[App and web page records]
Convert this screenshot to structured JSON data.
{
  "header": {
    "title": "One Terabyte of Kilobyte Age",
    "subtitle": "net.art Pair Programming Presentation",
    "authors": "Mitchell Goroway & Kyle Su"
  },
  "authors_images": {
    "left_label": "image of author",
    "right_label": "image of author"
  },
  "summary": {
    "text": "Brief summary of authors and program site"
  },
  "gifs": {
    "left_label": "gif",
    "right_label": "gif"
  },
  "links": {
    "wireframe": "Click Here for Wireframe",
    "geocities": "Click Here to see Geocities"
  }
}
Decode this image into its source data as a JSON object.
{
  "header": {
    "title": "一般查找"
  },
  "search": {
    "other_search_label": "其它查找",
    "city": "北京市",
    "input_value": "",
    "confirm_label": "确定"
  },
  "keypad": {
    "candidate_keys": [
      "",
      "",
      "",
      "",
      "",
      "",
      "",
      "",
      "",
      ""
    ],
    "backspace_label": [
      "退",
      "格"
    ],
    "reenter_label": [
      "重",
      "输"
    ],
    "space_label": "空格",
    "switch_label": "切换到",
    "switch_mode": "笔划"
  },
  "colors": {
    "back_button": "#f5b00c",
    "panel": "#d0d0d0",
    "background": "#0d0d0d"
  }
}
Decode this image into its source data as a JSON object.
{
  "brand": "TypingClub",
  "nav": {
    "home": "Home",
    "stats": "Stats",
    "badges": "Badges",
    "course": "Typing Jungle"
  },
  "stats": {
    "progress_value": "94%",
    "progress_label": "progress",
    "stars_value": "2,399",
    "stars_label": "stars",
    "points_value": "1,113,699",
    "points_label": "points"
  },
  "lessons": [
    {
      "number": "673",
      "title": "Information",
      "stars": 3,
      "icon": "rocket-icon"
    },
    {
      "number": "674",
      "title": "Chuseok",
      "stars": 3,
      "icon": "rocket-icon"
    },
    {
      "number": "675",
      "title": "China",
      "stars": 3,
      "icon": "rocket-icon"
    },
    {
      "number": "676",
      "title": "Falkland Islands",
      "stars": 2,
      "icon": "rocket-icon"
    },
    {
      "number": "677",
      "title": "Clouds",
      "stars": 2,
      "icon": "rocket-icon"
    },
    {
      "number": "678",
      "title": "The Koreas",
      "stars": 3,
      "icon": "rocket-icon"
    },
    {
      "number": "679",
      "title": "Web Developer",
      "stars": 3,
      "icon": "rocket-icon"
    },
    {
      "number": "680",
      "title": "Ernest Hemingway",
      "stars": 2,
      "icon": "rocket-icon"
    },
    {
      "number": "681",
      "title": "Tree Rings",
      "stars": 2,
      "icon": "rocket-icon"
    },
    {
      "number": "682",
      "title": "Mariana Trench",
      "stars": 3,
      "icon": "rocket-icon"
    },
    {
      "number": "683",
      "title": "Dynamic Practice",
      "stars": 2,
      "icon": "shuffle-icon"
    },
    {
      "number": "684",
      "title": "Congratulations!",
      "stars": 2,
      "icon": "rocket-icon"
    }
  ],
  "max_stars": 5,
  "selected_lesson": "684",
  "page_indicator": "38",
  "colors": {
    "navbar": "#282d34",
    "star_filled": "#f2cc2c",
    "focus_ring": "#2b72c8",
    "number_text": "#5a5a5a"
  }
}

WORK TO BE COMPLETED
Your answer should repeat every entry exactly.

OUTPUT BELOW
Convert this screenshot to structured JSON data.
{
  "header": {
    "title": "One Terabyte of Kilobyte Age",
    "subtitle": "net.art Pair Programming Presentation",
    "authors": "Mitchell Goroway & Kyle Su"
  },
  "authors_images": {
    "left_label": "image of author",
    "right_label": "image of author"
  },
  "summary": {
    "text": "Brief summary of authors and program site"
  },
  "gifs": {
    "left_label": "gif",
    "right_label": "gif"
  },
  "links": {
    "wireframe": "Click Here for Wireframe",
    "geocities": "Click Here to see Geocities"
  }
}
Decode this image into its source data as a JSON object.
{
  "header": {
    "title": "一般查找"
  },
  "search": {
    "other_search_label": "其它查找",
    "city": "北京市",
    "input_value": "",
    "confirm_label": "确定"
  },
  "keypad": {
    "candidate_keys": [
      "",
      "",
      "",
      "",
      "",
      "",
      "",
      "",
      "",
      ""
    ],
    "backspace_label": [
      "退",
      "格"
    ],
    "reenter_label": [
      "重",
      "输"
    ],
    "space_label": "空格",
    "switch_label": "切换到",
    "switch_mode": "笔划"
  },
  "colors": {
    "back_button": "#f5b00c",
    "panel": "#d0d0d0",
    "background": "#0d0d0d"
  }
}
Decode this image into its source data as a JSON object.
{
  "brand": "TypingClub",
  "nav": {
    "home": "Home",
    "stats": "Stats",
    "badges": "Badges",
    "course": "Typing Jungle"
  },
  "stats": {
    "progress_value": "94%",
    "progress_label": "progress",
    "stars_value": "2,399",
    "stars_label": "stars",
    "points_value": "1,113,699",
    "points_label": "points"
  },
  "lessons": [
    {
      "number": "673",
      "title": "Information",
      "stars": 3,
      "icon": "rocket-icon"
    },
    {
      "number": "674",
      "title": "Chuseok",
      "stars": 3,
      "icon": "rocket-icon"
    },
    {
      "number": "675",
      "title": "China",
      "stars": 3,
      "icon": "rocket-icon"
    },
    {
      "number": "676",
      "title": "Falkland Islands",
      "stars": 2,
      "icon": "rocket-icon"
    },
    {
      "number": "677",
      "title": "Clouds",
      "stars": 2,
      "icon": "rocket-icon"
    },
    {
      "number": "678",
      "title": "The Koreas",
      "stars": 3,
      "icon": "rocket-icon"
    },
    {
      "number": "679",
      "title": "Web Developer",
      "stars": 3,
      "icon": "rocket-icon"
    },
    {
      "number": "680",
      "title": "Ernest Hemingway",
      "stars": 2,
      "icon": "rocket-icon"
    },
    {
      "number": "681",
      "title": "Tree Rings",
      "stars": 2,
      "icon": "rocket-icon"
    },
    {
      "number": "682",
      "title": "Mariana Trench",
      "stars": 3,
      "icon": "rocket-icon"
    },
    {
      "number": "683",
      "title": "Dynamic Practice",
      "stars": 2,
      "icon": "shuffle-icon"
    },
    {
      "number": "684",
      "title": "Congratulations!",
      "stars": 2,
      "icon": "rocket-icon"
    }
  ],
  "max_stars": 5,
  "selected_lesson": "684",
  "page_indicator": "38",
  "colors": {
    "navbar": "#282d34",
    "star_filled": "#f2cc2c",
    "focus_ring": "#2b72c8",
    "number_text": "#5a5a5a"
  }
}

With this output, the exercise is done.